EXERCISE DATA Start Marker
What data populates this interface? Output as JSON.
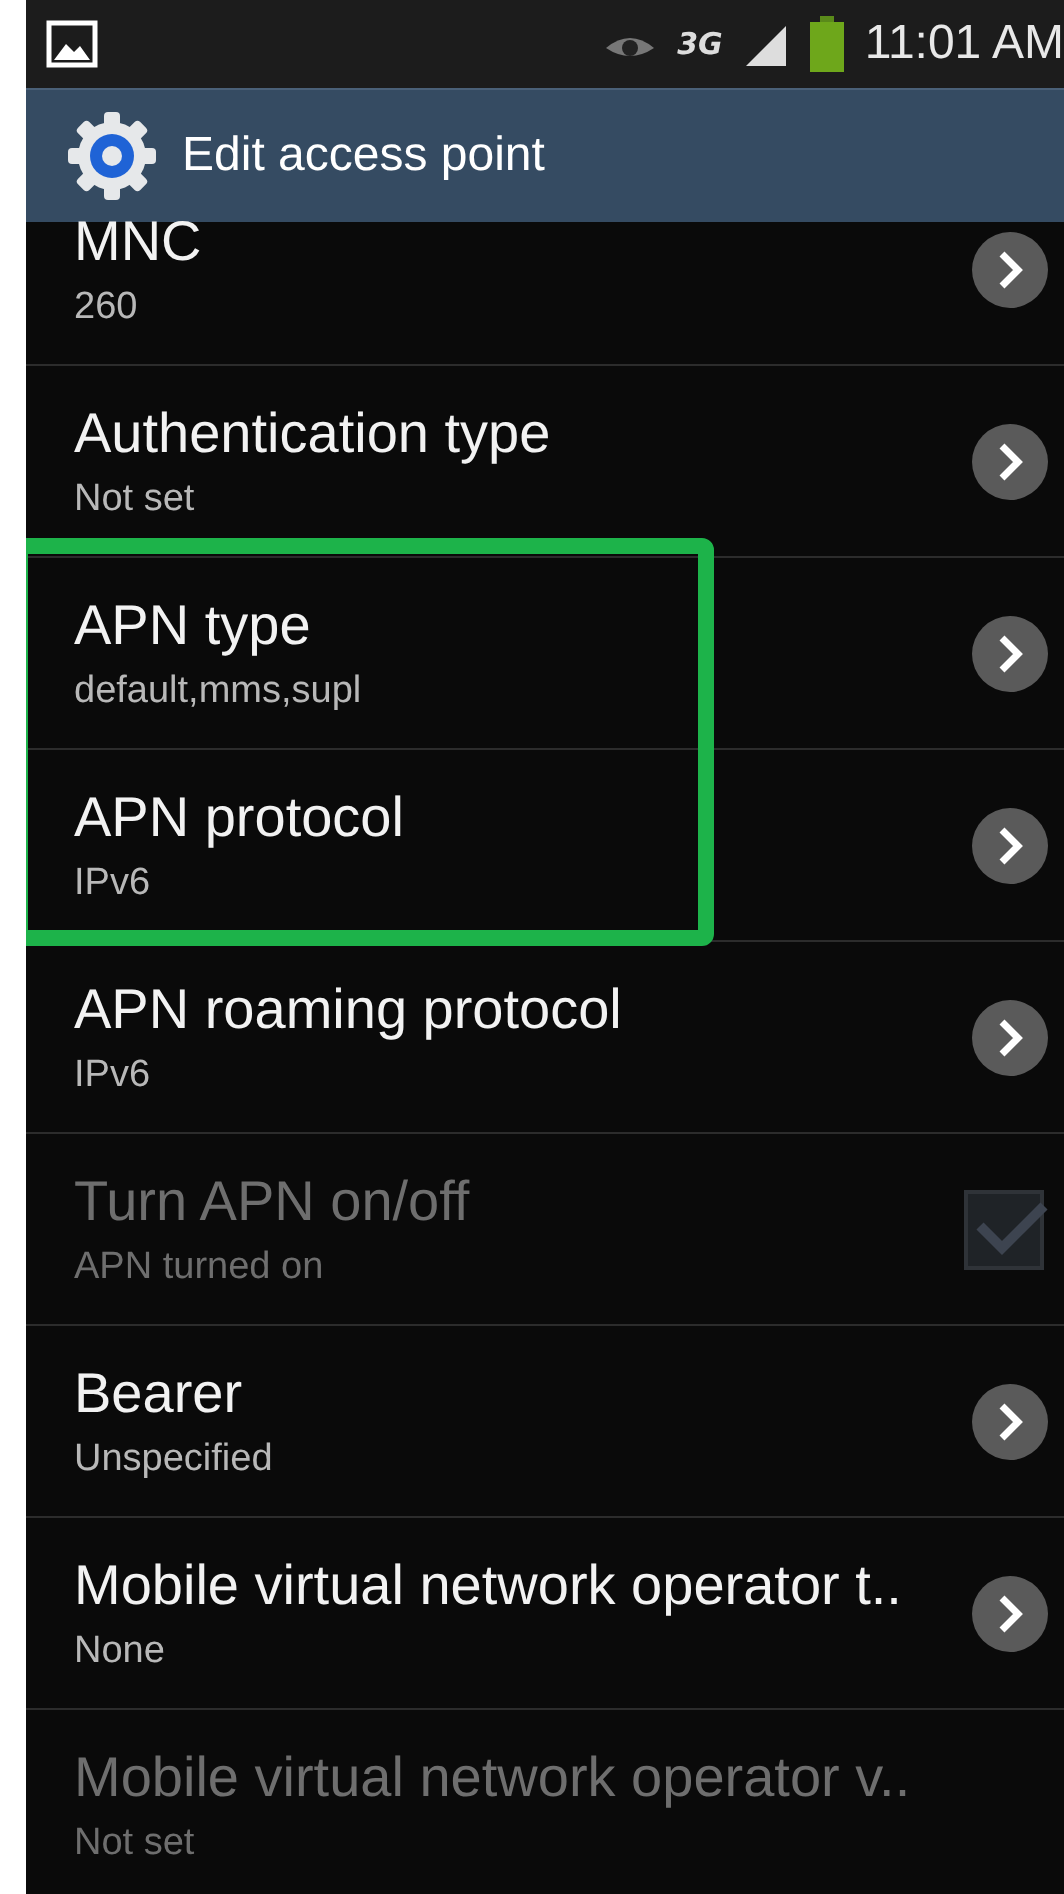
{
  "status_bar": {
    "time": "11:01 AM",
    "network": "3G"
  },
  "action_bar": {
    "title": "Edit access point"
  },
  "settings": [
    {
      "title": "MNC",
      "summary": "260",
      "kind": "chevron",
      "disabled": false,
      "highlighted": false
    },
    {
      "title": "Authentication type",
      "summary": "Not set",
      "kind": "chevron",
      "disabled": false,
      "highlighted": false
    },
    {
      "title": "APN type",
      "summary": "default,mms,supl",
      "kind": "chevron",
      "disabled": false,
      "highlighted": true
    },
    {
      "title": "APN protocol",
      "summary": "IPv6",
      "kind": "chevron",
      "disabled": false,
      "highlighted": true
    },
    {
      "title": "APN roaming protocol",
      "summary": "IPv6",
      "kind": "chevron",
      "disabled": false,
      "highlighted": false
    },
    {
      "title": "Turn APN on/off",
      "summary": "APN turned on",
      "kind": "checkbox",
      "checked": true,
      "disabled": true,
      "highlighted": false
    },
    {
      "title": "Bearer",
      "summary": "Unspecified",
      "kind": "chevron",
      "disabled": false,
      "highlighted": false
    },
    {
      "title": "Mobile virtual network operator t..",
      "summary": "None",
      "kind": "chevron",
      "disabled": false,
      "highlighted": false
    },
    {
      "title": "Mobile virtual network operator v..",
      "summary": "Not set",
      "kind": "none",
      "disabled": true,
      "highlighted": false
    }
  ]
}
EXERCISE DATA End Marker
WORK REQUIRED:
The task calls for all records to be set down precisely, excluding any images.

TASK RESPONSE:
What data populates this interface? Output as JSON.
{
  "status_bar": {
    "time": "11:01 AM",
    "network": "3G"
  },
  "action_bar": {
    "title": "Edit access point"
  },
  "settings": [
    {
      "title": "MNC",
      "summary": "260",
      "kind": "chevron",
      "disabled": false,
      "highlighted": false
    },
    {
      "title": "Authentication type",
      "summary": "Not set",
      "kind": "chevron",
      "disabled": false,
      "highlighted": false
    },
    {
      "title": "APN type",
      "summary": "default,mms,supl",
      "kind": "chevron",
      "disabled": false,
      "highlighted": true
    },
    {
      "title": "APN protocol",
      "summary": "IPv6",
      "kind": "chevron",
      "disabled": false,
      "highlighted": true
    },
    {
      "title": "APN roaming protocol",
      "summary": "IPv6",
      "kind": "chevron",
      "disabled": false,
      "highlighted": false
    },
    {
      "title": "Turn APN on/off",
      "summary": "APN turned on",
      "kind": "checkbox",
      "checked": true,
      "disabled": true,
      "highlighted": false
    },
    {
      "title": "Bearer",
      "summary": "Unspecified",
      "kind": "chevron",
      "disabled": false,
      "highlighted": false
    },
    {
      "title": "Mobile virtual network operator t..",
      "summary": "None",
      "kind": "chevron",
      "disabled": false,
      "highlighted": false
    },
    {
      "title": "Mobile virtual network operator v..",
      "summary": "Not set",
      "kind": "none",
      "disabled": true,
      "highlighted": false
    }
  ]
}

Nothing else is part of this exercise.